“It is hard to imagine these sites being treated less respectfully," he says. “Over the tombstones of some of history’s greatest rabbis, there are now movie theatres, discos and car parks.”
Two years ago, another site of mass murder in Lviv, the Citadel -- where tens of thousands of Jews and others (including citizens of many countries) were tortured to death -- was converted into a five star hotel. Amazingly, the hotel is owned by Volodymyr Gubitsky, the deputy regional governor responsible for the preservation of culture and heritage.
In the 16th century Lemberg was a tolerant city where many ethnic groups lived side by side. Is the world today really so intolerant that it can’t countenance conserving the remains of this once flourishing Jewish community and leave the murdered to rest in peace?
[UPDATE: The construction of the new hotel that threatened parts of the remnants of the 16th-century Golden Rose synagogue complex in Lviv has been abruptly halted after a domestic and international outcry.
Anna Herman, an adviser to Ukrainian President Viktor Yanukovych in the capital, Kyiv, said the president’s office had asked the authorities in Lviv to stop the work, and the Lviv authorities had now complied.
“This place is important for the memory of hundreds of thousands of Jews murdered in the Lviv region,” the leading Ukrainian news magazine "Korrespondent" reported Herman as saying. “Even the communists never built over this place. Or should we be more barbaric than them?”
Meylakh Sheykhet, a Jewish leader in Lviv, confirmed that the work had stopped but said he hoped it would not resume at a later date, and that the authorities in Lviv will now proceed with the construction of a Holocaust memorial in the old Jewish quarter, something that Lviv’s handful of remaining Jews have long asked for. He said that some damage had been caused to the remains of the Golden’s Rose’s mikveh and other Jewish artifacts before the construction was halted.
He also said that another new hotel project built on a former site of mass murder in Lviv, the Citadel, in which tens of thousands of Jews and Russian, Ukrainian, and other prisoners were killed between 1941-44, remains a five-star hotel, and activists are campaigning for the site to be turned into a place of memorial or a museum.]
* This commentary was originally published on September 7. The first two paragraphs were subsequently amended for purposes of clarity. An update has also been added by the author.

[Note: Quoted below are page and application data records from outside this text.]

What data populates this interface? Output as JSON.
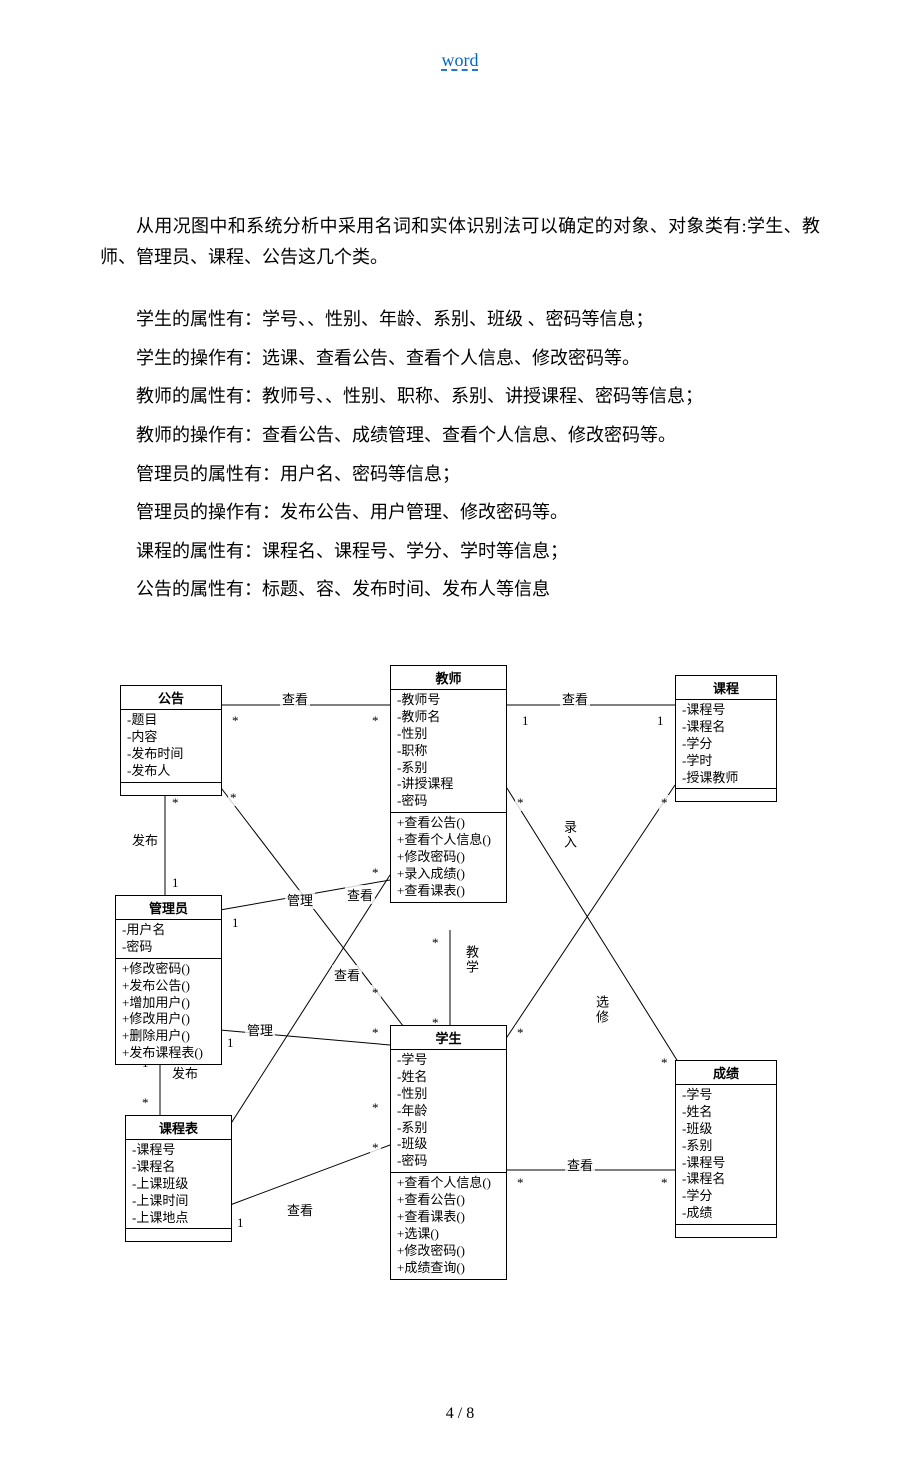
{
  "header": {
    "word_label": "word"
  },
  "paragraphs": {
    "intro": "从用况图中和系统分析中采用名词和实体识别法可以确定的对象、对象类有:学生、教师、管理员、课程、公告这几个类。",
    "lines": [
      "学生的属性有：学号、、性别、年龄、系别、班级 、密码等信息；",
      "学生的操作有：选课、查看公告、查看个人信息、修改密码等。",
      "教师的属性有：教师号、、性别、职称、系别、讲授课程、密码等信息；",
      "教师的操作有：查看公告、成绩管理、查看个人信息、修改密码等。",
      "管理员的属性有：用户名、密码等信息；",
      "管理员的操作有：发布公告、用户管理、修改密码等。",
      "课程的属性有：课程名、课程号、学分、学时等信息；",
      "公告的属性有：标题、容、发布时间、发布人等信息"
    ]
  },
  "diagram": {
    "boxes": {
      "gonggao": {
        "title": "公告",
        "attrs": [
          "-题目",
          "-内容",
          "-发布时间",
          "-发布人"
        ],
        "ops": []
      },
      "jiaoshi": {
        "title": "教师",
        "attrs": [
          "-教师号",
          "-教师名",
          "-性别",
          "-职称",
          "-系别",
          "-讲授课程",
          "-密码"
        ],
        "ops": [
          "+查看公告()",
          "+查看个人信息()",
          "+修改密码()",
          "+录入成绩()",
          "+查看课表()"
        ]
      },
      "kecheng": {
        "title": "课程",
        "attrs": [
          "-课程号",
          "-课程名",
          "-学分",
          "-学时",
          "-授课教师"
        ],
        "ops": []
      },
      "guanliyuan": {
        "title": "管理员",
        "attrs": [
          "-用户名",
          "-密码"
        ],
        "ops": [
          "+修改密码()",
          "+发布公告()",
          "+增加用户()",
          "+修改用户()",
          "+删除用户()",
          "+发布课程表()"
        ]
      },
      "xuesheng": {
        "title": "学生",
        "attrs": [
          "-学号",
          "-姓名",
          "-性别",
          "-年龄",
          "-系别",
          "-班级",
          "-密码"
        ],
        "ops": [
          "+查看个人信息()",
          "+查看公告()",
          "+查看课表()",
          "+选课()",
          "+修改密码()",
          "+成绩查询()"
        ]
      },
      "chengji": {
        "title": "成绩",
        "attrs": [
          "-学号",
          "-姓名",
          "-班级",
          "-系别",
          "-课程号",
          "-课程名",
          "-学分",
          "-成绩"
        ],
        "ops": []
      },
      "kechengbiao": {
        "title": "课程表",
        "attrs": [
          "-课程号",
          "-课程名",
          "-上课班级",
          "-上课时间",
          "-上课地点"
        ],
        "ops": []
      }
    },
    "edges": {
      "chakan1": "查看",
      "chakan2": "查看",
      "chakan3": "查看",
      "chakan4": "查看",
      "chakan5": "查看",
      "fabu1": "发布",
      "fabu2": "发布",
      "guanli1": "管理",
      "guanli2": "管理",
      "luru": "录入",
      "xuanxiu": "选修",
      "jiaoxue": "教学",
      "star": "*",
      "one": "1"
    }
  },
  "footer": {
    "pager": "4 / 8"
  }
}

Tom Gross is a former East European correspondent for "The Daily Telegraph." The views expressed in this commentary are the author's own and do not necessarily reflect those of RFE/RL